-- RAW DATA --
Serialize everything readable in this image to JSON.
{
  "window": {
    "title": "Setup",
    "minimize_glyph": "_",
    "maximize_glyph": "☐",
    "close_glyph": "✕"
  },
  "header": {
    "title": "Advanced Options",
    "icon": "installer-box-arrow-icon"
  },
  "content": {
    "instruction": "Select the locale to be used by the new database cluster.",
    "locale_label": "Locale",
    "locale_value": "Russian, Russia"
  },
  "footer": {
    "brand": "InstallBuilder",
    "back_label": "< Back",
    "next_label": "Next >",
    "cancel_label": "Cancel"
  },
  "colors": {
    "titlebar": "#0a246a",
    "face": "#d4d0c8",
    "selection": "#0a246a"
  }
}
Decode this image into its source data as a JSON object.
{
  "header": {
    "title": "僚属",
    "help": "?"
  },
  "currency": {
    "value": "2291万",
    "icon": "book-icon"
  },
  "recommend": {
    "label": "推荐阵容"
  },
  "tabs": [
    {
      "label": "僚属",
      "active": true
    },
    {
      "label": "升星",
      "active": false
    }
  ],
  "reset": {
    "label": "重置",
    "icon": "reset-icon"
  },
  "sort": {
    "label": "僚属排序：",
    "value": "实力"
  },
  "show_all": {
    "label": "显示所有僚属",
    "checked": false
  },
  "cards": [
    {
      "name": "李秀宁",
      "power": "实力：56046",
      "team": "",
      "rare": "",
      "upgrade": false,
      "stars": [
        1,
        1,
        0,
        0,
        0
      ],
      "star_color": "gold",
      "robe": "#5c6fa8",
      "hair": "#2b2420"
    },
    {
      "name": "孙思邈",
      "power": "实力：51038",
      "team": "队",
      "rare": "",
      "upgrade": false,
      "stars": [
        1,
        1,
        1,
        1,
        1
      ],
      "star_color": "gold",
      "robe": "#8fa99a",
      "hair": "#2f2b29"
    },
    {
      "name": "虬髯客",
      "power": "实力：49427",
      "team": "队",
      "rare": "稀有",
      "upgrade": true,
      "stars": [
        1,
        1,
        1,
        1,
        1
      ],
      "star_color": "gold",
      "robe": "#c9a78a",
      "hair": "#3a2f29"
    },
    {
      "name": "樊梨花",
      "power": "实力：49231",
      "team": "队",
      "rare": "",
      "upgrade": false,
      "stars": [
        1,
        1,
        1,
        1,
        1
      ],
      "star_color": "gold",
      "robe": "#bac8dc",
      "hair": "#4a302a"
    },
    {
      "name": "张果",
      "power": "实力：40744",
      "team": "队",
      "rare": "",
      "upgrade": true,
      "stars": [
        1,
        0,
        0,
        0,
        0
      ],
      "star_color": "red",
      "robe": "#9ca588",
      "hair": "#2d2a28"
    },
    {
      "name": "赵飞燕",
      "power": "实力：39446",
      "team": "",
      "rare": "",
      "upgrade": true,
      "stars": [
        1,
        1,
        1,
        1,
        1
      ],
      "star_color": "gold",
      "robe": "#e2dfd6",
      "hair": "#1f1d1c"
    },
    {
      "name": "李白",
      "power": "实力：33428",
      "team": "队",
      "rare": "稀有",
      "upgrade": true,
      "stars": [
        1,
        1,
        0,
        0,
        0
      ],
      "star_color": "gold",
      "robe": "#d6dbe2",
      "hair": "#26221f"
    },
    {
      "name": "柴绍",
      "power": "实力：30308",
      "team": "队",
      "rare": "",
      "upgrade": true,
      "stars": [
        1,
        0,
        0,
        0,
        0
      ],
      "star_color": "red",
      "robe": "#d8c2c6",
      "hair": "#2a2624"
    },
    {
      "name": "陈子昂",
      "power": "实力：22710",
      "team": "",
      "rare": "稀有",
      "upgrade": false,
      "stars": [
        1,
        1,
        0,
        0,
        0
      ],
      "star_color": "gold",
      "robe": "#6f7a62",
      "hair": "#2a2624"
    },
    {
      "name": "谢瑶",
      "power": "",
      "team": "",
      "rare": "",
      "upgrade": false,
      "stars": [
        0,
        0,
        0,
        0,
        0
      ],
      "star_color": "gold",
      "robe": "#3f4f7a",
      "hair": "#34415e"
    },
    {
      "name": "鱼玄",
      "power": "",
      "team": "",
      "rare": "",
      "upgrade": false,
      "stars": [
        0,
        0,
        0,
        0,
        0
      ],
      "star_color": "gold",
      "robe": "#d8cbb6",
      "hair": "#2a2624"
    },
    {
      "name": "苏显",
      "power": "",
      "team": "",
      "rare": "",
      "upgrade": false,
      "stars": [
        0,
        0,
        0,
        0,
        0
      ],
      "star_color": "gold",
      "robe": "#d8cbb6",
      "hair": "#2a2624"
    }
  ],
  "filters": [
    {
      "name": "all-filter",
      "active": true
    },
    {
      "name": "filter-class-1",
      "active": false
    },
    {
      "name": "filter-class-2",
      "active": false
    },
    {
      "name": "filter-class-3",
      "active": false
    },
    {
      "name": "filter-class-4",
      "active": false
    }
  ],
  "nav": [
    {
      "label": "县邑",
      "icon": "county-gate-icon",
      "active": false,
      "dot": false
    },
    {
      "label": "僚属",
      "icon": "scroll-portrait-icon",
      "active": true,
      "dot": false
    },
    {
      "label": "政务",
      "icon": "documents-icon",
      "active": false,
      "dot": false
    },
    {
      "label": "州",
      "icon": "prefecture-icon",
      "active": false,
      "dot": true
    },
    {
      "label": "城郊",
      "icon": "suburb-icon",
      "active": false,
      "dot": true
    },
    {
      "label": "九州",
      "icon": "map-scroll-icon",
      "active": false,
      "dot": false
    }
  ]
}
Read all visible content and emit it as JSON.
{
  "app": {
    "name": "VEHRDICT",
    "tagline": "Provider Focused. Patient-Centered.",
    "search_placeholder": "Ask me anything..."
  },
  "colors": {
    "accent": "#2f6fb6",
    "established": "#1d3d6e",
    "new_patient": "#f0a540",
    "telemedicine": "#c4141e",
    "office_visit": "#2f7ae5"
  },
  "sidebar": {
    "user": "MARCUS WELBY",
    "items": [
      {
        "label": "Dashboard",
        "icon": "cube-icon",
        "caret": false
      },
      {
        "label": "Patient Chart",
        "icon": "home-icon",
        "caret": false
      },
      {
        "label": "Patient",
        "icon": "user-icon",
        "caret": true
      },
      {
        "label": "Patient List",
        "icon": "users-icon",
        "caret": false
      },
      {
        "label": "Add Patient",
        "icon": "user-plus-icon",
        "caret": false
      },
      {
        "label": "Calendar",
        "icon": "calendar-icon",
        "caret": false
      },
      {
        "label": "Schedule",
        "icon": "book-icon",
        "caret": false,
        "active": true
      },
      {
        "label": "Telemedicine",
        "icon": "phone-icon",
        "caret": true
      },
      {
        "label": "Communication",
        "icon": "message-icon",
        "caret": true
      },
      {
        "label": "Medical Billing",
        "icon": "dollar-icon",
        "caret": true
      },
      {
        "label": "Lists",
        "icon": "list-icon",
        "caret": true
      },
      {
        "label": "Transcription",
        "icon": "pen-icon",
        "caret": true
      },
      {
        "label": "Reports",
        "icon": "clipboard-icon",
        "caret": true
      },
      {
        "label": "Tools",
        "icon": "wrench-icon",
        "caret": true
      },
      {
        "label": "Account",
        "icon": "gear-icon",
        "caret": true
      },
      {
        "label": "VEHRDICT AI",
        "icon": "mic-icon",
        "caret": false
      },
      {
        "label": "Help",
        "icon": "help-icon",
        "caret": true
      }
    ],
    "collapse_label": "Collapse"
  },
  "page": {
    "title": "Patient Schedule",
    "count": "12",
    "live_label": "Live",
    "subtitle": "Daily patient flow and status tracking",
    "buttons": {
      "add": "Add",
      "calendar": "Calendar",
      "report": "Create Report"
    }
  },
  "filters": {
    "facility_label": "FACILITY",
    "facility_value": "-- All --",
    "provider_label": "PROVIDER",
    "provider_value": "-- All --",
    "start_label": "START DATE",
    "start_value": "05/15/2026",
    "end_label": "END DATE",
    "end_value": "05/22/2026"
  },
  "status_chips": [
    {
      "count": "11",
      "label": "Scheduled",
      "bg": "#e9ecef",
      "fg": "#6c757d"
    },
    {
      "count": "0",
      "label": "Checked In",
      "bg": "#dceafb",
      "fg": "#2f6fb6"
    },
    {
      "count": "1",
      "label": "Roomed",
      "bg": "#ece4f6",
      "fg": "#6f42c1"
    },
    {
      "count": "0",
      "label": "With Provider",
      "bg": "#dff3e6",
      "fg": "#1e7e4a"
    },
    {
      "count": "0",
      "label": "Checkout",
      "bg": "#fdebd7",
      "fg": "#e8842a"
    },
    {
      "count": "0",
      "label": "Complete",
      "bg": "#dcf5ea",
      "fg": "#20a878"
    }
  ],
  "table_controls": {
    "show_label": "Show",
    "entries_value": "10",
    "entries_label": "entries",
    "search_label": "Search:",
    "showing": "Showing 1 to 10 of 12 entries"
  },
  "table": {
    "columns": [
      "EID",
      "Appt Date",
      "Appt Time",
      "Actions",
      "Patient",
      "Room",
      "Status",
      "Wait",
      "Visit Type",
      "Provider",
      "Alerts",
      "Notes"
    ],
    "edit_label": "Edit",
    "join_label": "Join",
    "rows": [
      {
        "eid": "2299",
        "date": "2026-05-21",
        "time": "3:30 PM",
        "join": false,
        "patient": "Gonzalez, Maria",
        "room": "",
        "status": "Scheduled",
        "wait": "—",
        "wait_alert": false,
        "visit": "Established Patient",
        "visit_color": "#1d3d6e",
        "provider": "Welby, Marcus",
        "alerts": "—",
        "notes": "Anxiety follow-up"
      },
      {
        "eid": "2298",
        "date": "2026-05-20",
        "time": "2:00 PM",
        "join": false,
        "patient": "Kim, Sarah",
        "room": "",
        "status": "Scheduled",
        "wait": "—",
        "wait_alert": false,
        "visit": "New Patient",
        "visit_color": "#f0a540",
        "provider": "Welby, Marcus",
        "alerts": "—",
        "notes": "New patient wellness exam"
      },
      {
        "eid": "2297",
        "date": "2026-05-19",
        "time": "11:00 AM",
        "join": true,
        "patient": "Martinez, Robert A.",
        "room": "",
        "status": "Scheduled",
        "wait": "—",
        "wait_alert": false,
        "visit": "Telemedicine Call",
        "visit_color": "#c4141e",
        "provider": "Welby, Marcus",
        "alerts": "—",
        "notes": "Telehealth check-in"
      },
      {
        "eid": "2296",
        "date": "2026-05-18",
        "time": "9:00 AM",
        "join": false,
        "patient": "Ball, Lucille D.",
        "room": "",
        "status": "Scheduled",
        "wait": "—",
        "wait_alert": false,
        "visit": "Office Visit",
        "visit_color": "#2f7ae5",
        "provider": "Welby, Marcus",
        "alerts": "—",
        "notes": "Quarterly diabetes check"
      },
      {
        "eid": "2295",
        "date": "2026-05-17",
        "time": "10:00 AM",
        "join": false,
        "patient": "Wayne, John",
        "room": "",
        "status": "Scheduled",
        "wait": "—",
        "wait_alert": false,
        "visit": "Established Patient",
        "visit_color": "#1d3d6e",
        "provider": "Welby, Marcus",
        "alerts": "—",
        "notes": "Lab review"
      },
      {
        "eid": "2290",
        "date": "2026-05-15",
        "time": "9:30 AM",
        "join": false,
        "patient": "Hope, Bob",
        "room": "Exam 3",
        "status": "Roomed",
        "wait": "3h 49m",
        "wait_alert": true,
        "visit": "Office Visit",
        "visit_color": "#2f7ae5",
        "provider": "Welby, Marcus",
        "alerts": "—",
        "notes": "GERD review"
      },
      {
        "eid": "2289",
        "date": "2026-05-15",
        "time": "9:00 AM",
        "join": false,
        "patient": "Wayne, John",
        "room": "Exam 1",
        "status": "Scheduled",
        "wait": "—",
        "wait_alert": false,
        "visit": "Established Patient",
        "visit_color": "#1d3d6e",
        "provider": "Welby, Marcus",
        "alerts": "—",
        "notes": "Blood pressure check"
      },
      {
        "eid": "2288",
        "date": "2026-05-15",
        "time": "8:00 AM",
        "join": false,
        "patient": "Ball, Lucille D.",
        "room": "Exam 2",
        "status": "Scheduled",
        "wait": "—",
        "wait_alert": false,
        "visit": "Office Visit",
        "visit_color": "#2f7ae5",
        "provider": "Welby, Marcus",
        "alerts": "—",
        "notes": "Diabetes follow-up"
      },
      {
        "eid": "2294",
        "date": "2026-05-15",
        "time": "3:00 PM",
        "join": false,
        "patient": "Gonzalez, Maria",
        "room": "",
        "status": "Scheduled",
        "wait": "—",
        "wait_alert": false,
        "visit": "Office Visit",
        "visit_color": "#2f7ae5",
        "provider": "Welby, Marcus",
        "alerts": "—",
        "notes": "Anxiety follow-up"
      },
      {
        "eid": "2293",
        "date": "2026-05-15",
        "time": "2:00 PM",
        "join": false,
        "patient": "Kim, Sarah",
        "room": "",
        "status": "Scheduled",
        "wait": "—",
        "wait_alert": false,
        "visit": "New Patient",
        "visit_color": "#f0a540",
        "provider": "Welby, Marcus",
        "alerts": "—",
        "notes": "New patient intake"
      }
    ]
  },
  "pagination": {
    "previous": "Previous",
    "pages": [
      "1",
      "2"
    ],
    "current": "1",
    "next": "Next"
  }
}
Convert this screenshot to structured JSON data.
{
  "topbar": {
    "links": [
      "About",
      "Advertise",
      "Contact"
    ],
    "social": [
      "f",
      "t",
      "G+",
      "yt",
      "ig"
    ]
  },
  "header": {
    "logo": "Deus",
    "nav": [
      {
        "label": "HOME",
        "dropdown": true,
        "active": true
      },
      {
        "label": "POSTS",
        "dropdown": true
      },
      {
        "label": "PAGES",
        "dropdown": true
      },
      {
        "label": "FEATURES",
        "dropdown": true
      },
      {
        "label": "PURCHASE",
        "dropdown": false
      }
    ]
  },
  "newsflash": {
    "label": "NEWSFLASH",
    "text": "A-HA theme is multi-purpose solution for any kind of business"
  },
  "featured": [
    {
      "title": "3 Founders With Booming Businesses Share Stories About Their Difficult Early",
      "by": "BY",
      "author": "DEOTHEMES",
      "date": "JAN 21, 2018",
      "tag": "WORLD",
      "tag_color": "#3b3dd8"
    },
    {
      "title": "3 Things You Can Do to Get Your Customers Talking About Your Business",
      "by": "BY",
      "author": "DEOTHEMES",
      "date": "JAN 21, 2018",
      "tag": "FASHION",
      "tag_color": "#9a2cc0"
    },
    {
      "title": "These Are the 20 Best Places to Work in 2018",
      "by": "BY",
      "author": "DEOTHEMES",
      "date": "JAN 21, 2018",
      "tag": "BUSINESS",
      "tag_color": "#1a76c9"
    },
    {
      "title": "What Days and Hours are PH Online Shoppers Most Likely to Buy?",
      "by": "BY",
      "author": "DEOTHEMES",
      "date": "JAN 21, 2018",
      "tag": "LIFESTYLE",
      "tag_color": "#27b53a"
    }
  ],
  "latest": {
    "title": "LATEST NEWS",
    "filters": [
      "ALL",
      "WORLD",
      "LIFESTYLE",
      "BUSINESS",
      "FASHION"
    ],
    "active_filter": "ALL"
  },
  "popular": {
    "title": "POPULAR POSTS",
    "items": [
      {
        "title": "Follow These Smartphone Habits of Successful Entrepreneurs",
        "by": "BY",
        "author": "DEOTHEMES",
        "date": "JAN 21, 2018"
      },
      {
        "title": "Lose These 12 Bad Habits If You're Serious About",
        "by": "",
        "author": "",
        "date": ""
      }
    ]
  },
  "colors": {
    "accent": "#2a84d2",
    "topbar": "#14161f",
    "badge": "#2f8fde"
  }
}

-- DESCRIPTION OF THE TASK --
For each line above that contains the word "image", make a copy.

-- FINISHED TASK --
Serialize everything readable in this image to JSON.
Decode this image into its source data as a JSON object.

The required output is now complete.